AVAILABLE DATA>
:::::

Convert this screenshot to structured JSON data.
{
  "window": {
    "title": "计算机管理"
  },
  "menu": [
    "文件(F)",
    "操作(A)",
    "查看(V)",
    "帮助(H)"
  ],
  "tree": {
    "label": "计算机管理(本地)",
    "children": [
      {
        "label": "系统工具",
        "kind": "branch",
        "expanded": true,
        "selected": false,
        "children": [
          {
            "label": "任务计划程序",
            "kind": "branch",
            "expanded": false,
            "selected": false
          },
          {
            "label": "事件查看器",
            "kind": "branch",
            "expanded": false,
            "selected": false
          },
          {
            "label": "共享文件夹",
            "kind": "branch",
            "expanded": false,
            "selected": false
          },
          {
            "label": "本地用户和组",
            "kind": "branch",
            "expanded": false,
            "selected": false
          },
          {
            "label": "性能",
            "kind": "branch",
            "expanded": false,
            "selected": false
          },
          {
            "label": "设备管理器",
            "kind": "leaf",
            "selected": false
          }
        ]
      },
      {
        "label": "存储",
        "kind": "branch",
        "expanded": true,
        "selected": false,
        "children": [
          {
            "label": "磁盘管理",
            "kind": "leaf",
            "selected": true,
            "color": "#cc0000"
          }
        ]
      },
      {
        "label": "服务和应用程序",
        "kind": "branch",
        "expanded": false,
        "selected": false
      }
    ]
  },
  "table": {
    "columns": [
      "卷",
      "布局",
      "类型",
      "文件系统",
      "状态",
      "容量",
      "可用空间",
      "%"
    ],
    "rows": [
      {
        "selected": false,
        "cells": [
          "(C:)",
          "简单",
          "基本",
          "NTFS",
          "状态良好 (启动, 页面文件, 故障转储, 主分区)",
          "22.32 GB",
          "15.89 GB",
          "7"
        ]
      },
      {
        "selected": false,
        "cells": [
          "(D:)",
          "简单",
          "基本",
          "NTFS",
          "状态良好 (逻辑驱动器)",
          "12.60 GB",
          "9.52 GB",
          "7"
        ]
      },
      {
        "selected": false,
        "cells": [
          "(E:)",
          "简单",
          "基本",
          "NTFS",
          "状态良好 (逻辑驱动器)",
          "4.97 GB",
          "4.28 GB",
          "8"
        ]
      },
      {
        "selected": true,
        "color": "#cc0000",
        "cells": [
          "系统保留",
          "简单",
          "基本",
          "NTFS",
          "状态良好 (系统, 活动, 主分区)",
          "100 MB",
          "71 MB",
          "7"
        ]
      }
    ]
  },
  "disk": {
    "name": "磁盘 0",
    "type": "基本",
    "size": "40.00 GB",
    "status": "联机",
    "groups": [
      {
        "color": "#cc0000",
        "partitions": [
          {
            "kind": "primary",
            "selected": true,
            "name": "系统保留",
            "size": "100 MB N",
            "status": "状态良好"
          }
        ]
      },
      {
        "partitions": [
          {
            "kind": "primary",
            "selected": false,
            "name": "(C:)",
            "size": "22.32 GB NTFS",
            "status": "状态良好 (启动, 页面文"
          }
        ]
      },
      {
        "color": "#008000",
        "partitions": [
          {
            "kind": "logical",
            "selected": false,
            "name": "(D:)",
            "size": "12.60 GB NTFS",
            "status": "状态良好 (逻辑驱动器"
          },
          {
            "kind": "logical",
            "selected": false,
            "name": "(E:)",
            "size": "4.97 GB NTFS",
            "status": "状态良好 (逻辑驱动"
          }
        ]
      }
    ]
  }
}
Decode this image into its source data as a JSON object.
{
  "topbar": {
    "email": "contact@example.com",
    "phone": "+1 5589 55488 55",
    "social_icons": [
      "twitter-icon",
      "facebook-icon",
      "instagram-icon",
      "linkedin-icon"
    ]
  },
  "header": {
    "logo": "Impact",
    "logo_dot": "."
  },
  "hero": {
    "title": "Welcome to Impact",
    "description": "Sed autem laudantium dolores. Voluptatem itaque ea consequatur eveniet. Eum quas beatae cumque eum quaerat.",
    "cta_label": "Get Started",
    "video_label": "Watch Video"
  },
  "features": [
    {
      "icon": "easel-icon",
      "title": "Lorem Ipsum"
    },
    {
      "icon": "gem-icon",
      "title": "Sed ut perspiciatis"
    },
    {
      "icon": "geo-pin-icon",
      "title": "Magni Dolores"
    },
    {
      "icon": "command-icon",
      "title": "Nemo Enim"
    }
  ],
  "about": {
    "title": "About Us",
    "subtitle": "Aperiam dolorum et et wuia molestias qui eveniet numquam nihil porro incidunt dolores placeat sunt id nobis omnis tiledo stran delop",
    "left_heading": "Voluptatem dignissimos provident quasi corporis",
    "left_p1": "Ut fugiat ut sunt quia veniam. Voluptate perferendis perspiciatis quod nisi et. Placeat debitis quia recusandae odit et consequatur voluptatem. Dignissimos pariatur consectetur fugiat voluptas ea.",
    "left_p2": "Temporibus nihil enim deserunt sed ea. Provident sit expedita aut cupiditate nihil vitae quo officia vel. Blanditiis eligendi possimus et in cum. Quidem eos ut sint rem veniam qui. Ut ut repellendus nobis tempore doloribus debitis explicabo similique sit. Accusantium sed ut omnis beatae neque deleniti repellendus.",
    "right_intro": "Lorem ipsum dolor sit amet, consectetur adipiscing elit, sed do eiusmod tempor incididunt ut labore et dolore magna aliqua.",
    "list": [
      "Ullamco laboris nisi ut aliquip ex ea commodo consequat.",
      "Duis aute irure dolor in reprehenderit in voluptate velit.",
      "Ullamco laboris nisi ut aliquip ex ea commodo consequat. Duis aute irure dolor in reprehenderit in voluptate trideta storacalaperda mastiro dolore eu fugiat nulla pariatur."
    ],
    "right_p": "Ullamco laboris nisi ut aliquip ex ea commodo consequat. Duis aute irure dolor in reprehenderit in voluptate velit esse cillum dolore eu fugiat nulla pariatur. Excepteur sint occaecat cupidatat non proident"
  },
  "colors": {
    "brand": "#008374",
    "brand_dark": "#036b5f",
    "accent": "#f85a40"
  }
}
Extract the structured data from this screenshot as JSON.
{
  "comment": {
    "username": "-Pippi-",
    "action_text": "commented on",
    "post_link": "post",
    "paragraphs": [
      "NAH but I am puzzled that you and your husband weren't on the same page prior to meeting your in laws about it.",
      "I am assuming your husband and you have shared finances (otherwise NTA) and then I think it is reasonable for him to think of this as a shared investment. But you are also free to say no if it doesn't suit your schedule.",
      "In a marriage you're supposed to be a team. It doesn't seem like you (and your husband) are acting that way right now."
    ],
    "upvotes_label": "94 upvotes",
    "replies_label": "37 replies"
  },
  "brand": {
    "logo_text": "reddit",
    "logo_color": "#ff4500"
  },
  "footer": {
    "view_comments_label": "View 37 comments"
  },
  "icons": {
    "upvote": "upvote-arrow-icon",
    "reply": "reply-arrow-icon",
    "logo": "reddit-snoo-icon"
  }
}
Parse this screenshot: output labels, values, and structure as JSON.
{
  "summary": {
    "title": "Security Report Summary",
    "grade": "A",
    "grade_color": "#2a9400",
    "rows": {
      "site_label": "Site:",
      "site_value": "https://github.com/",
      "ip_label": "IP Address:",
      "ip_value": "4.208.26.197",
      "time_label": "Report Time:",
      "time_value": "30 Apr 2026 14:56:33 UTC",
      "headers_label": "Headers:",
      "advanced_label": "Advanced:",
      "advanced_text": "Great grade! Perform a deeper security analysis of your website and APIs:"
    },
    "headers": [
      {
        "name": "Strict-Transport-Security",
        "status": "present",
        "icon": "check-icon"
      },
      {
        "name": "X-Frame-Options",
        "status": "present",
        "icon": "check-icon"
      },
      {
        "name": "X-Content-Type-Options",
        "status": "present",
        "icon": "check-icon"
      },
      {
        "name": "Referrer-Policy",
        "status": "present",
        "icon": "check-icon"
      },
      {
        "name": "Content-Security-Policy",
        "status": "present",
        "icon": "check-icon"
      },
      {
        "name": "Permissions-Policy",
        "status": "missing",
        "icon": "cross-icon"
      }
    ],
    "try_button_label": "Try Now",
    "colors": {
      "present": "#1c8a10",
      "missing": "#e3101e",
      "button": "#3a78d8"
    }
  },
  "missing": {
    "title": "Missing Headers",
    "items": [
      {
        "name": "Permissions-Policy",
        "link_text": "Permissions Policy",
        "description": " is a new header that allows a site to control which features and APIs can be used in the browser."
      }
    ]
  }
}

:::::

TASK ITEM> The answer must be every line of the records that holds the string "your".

ANSWER TO THIS PROBLEM>
      "NAH but I am puzzled that you and your husband weren't on the same page prior to meeting your in laws about it.",
      "I am assuming your husband and you have shared finances (otherwise NTA) and then I think it is reasonable for him to think of this as a shared investment. But you are also free to say no if it doesn't suit your schedule.",
      "In a marriage you're supposed to be a team. It doesn't seem like you (and your husband) are acting that way right now."
      "advanced_text": "Great grade! Perform a deeper security analysis of your website and APIs:"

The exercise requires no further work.